WASHINGTON -- The biggest political story of 2008 is getting little coverage. It involves the collapse of assumptions that have dominated our economic debate for three decades.
Since the Reagan years, free market cliches have passed for sophisticated economic analysis. But in the current crisis, these ideas are falling, one by one, as even conservatives recognize that capitalism is ailing.
You know the talking points: Regulation is the problem and deregulation is the solution. The distribution of income and wealth doesn't matter. Providing incentives for the investors of capital to "grow the pie" is the only policy that counts. Free trade produces well-distributed economic growth, and any dissent from this orthodoxy is "protectionism."
Dionne is not the first, nor will he be the last, to blame capitalism for our current problems. His list of talking points isn't one that any true free market capitalist would produce. No economist that I've read (event the dumb ones) believes that income and wealth distribution don't matter or that providing incentives is the only policy that counts. Dionne's statement about free trade is closer to the parody of free trade presented by those like Dionne who are employed in the media rather than any self respecting economist. Free trade does not produce well distributed economic growth but it does make efficient use of limited resources. It is dissent from common sense and freedom which gets one labeled a protectionist.
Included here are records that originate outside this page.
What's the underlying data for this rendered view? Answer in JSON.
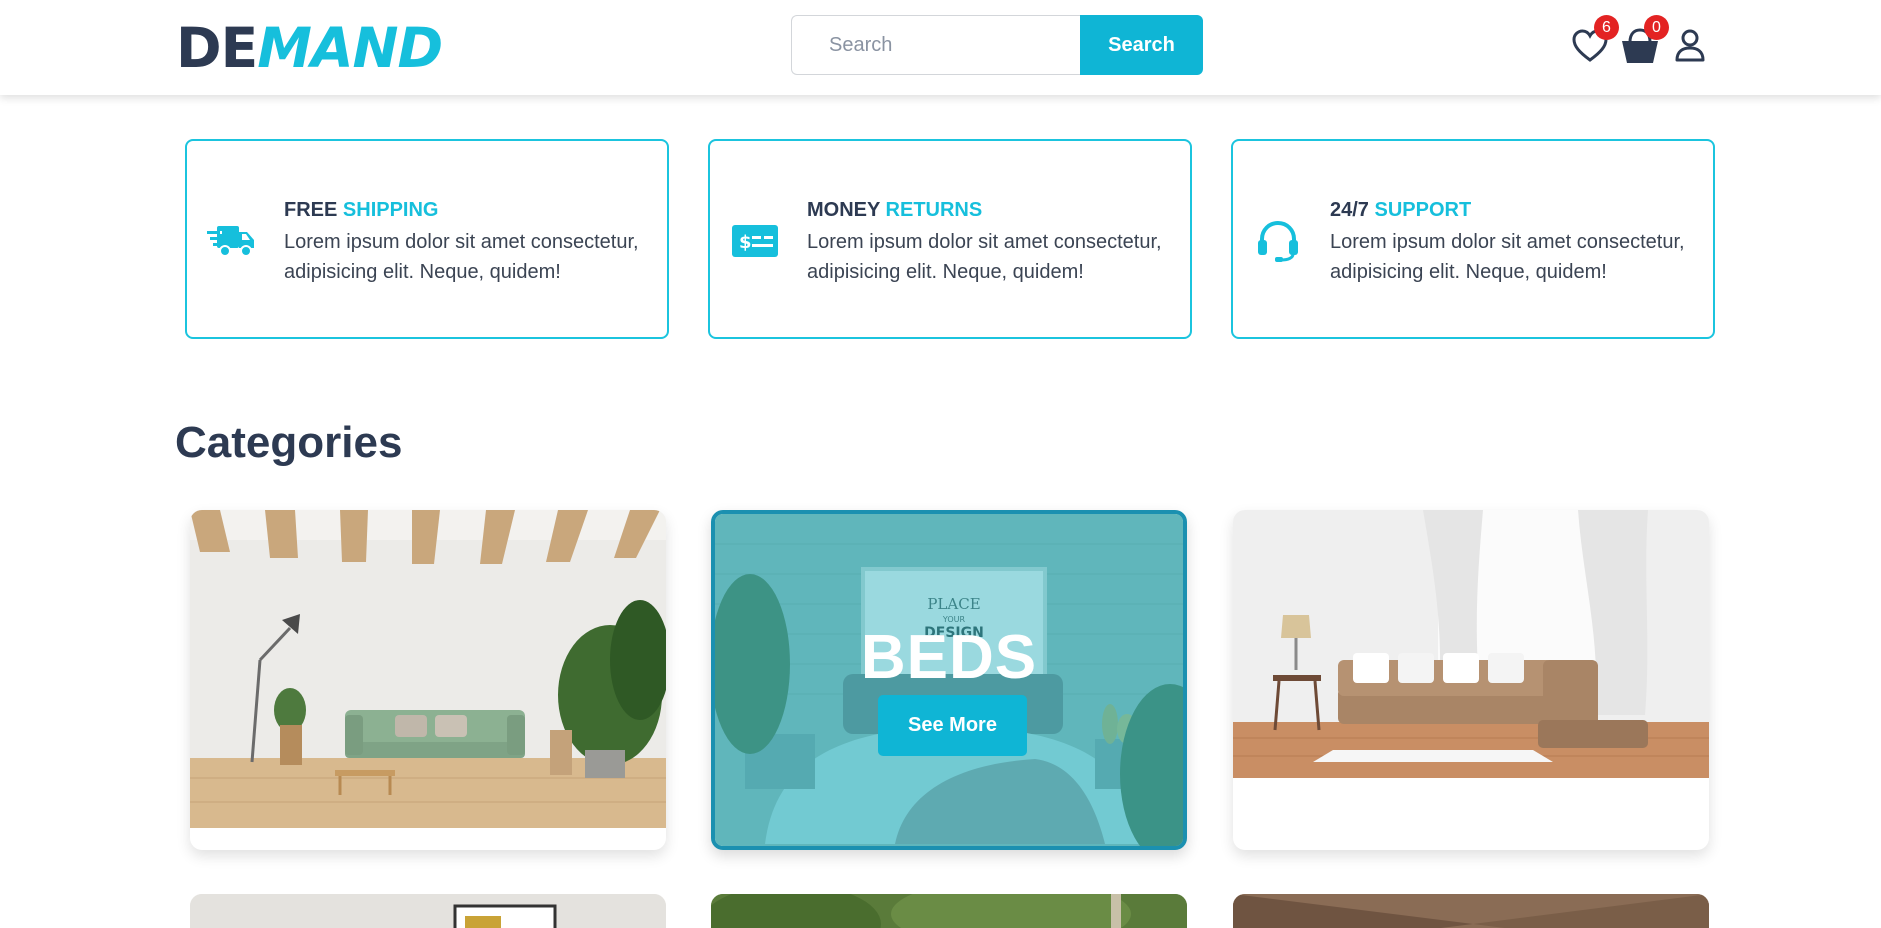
{
  "brand": {
    "logo_part1": "DE",
    "logo_part2": "MAND"
  },
  "search": {
    "placeholder": "Search",
    "button_label": "Search"
  },
  "header_icons": {
    "wishlist_count": "6",
    "cart_count": "0",
    "wishlist_icon": "heart-icon",
    "cart_icon": "basket-icon",
    "account_icon": "user-icon"
  },
  "features": [
    {
      "title_plain": "FREE",
      "title_highlight": "SHIPPING",
      "description": "Lorem ipsum dolor sit amet consectetur, adipisicing elit. Neque, quidem!",
      "icon": "truck-icon"
    },
    {
      "title_plain": "MONEY",
      "title_highlight": "RETURNS",
      "description": "Lorem ipsum dolor sit amet consectetur, adipisicing elit. Neque, quidem!",
      "icon": "money-icon"
    },
    {
      "title_plain": "24/7",
      "title_highlight": "SUPPORT",
      "description": "Lorem ipsum dolor sit amet consectetur, adipisicing elit. Neque, quidem!",
      "icon": "headset-icon"
    }
  ],
  "categories": {
    "title": "Categories",
    "active": {
      "name": "BEDS",
      "button_label": "See More"
    }
  },
  "colors": {
    "accent": "#0fb5d5",
    "dark": "#2d3a52",
    "badge": "#e32323"
  }
}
It does seem though that we go through these periods of doubt about capitalism:
This is the third time in 100 years that support for taken-for-granted economic ideas has crumbled. The Great Depression discredited the radical laissez-faire doctrines of the Coolidge era. Stagflation in the 1970s and early '80s undermined New Deal ideas and called forth a rebirth of radical free market notions. What's becoming the Panic of 2008 will mean an end to the latest Capital Rules era.
Dionne misses the common element of all these periods. They are all preceded by periods of extraordinarily bad monetary policy. Every time the Fed screws up, people start to doubt the benefits of capitalism. That the Fed is not part of a free market, capitalistic system seems to matter little to those who prefer the government making economic decisions rather than individuals. It is ironic and maddening that an institution that represents the failure of monopolistic, centralized government planning could be the cause of so much doubt about the wonders of free market capitalism.
Update: Art Carden at Mises has similar thoughts.